*** MATERIAL PROVIDED ***

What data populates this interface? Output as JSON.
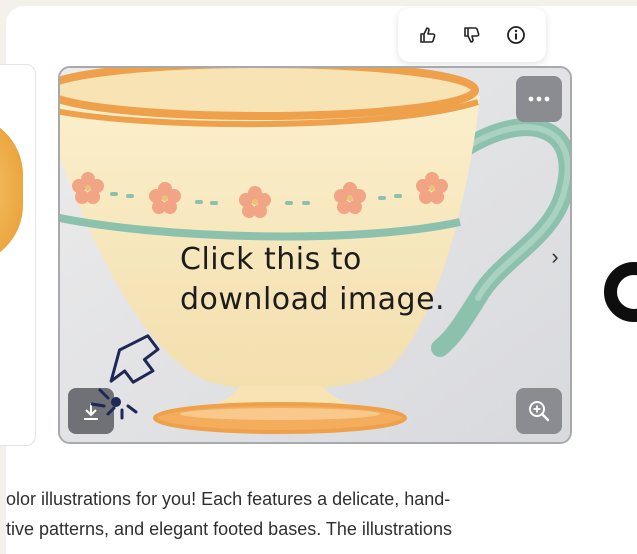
{
  "feedback": {
    "thumbs_up_icon": "thumbs-up-icon",
    "thumbs_down_icon": "thumbs-down-icon",
    "info_icon": "info-icon"
  },
  "image_card": {
    "more_icon": "ellipsis-icon",
    "zoom_icon": "zoom-in-icon",
    "download_icon": "download-icon",
    "next_icon": "chevron-right-icon",
    "next_label": "›"
  },
  "annotation": {
    "line1": "Click this to",
    "line2": "download image."
  },
  "description": {
    "line1": "olor illustrations for you! Each features a delicate, hand-",
    "line2": "tive patterns, and elegant footed bases. The illustrations"
  },
  "colors": {
    "cup_body": "#f8e8bd",
    "cup_rim": "#eea04b",
    "handle": "#8cc1ad",
    "flower": "#f2a585",
    "stripe": "#8cc1ad",
    "annotation_arrow": "#1e2755"
  }
}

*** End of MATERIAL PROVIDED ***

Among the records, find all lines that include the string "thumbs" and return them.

**TASK ANSWER**:
    "thumbs_up_icon": "thumbs-up-icon",
    "thumbs_down_icon": "thumbs-down-icon",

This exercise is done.